The new “fleets” which had been tested in several countries in recent months are “for sharing momentary thoughts” and aim to bring in users who want to avoid having their comments become permanent fixtures, according to a Twitter blog post.
“Those new to Twitter found fleets to be an easier way to share what’s on their mind,” said product manager Sam Haveson and design director Joshua Harris in the blog post.
“Because they disappear from view after a day, fleets helped people feel more comfortable sharing personal and casual thoughts, opinions, and feelings.”
The move gives Twitter a new tool in competing with the likes of Snapchat, which made disappearing messages popular, and Facebook, which has also adopted the idea.

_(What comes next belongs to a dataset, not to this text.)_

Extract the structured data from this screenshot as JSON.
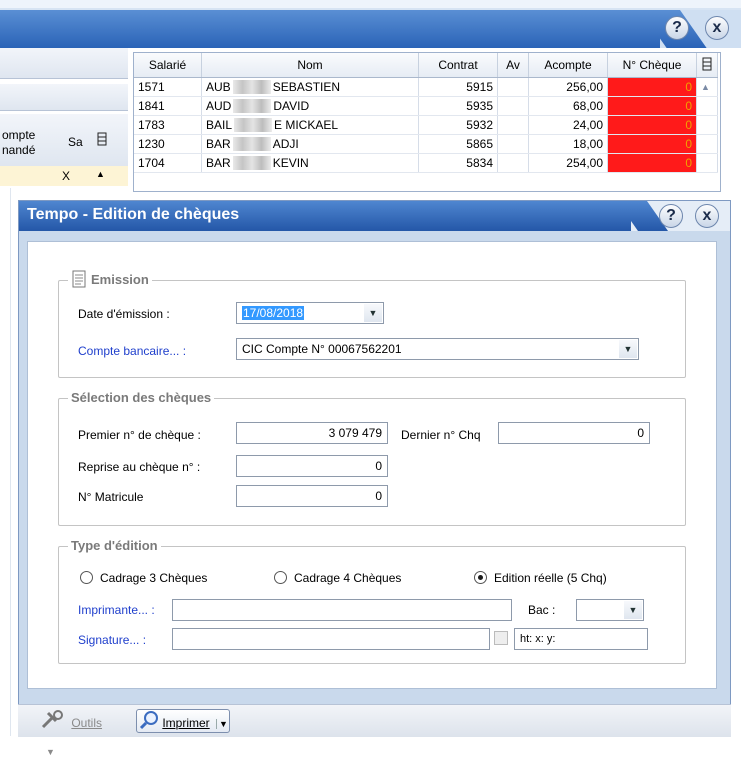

Twitter has become an important platform for politicians, celebrities and journalists, but it has lagged other social networks in users. In the past quarter it reported 187 million “monetizable” daily active users, trailing Snapchat and Facebook.
Twitter said the new format would allow users to create the same kinds messages as in ordinary tweets, including images, videos and emojis, with the option to have the message disappear.
“Your followers can see your fleets at the top of their home timeline,” Haveson and Harris said.
“Anyone who can see your full profile can see your fleets there too.” Twitter has been testing the new format in Brazil, Italy, India and South Korea and learned that “we saw people with fleets talk more on Twitter.”
Twitter’s research director Nikkia Reveillac said the new format was aimed at helping people move from a passive to an active role in the Twitter conversation.
“People must feel comfortable and in control” to participate in the conversation, Reveillac told journalists.
“What we learned when we talk to people is that… engaging in conversation can honestly be incredibly terrifying… And we know that this is true in real life. And we know that it is true online.”
Another new feature rolling out to all users is the “voice tweet,” or audio recording which takes the place of text and has been tested in the past few months. “Sometimes, 280 characters just does not cut it,” product designer Maya Gold Patterson said.
“And sometimes tweeting isn’t the right way of communicating at the moment.
And so we were interested in exploring how audio could help add an additional layer to the public conversation.”
Patterson said that “hearing the empathy, emotion and nuance in someone’s voice could help people connect on a different level” than in a simple text tweet. She noted that voice tweets may also be used by brands to better connect with customers and by journalists to explain their stories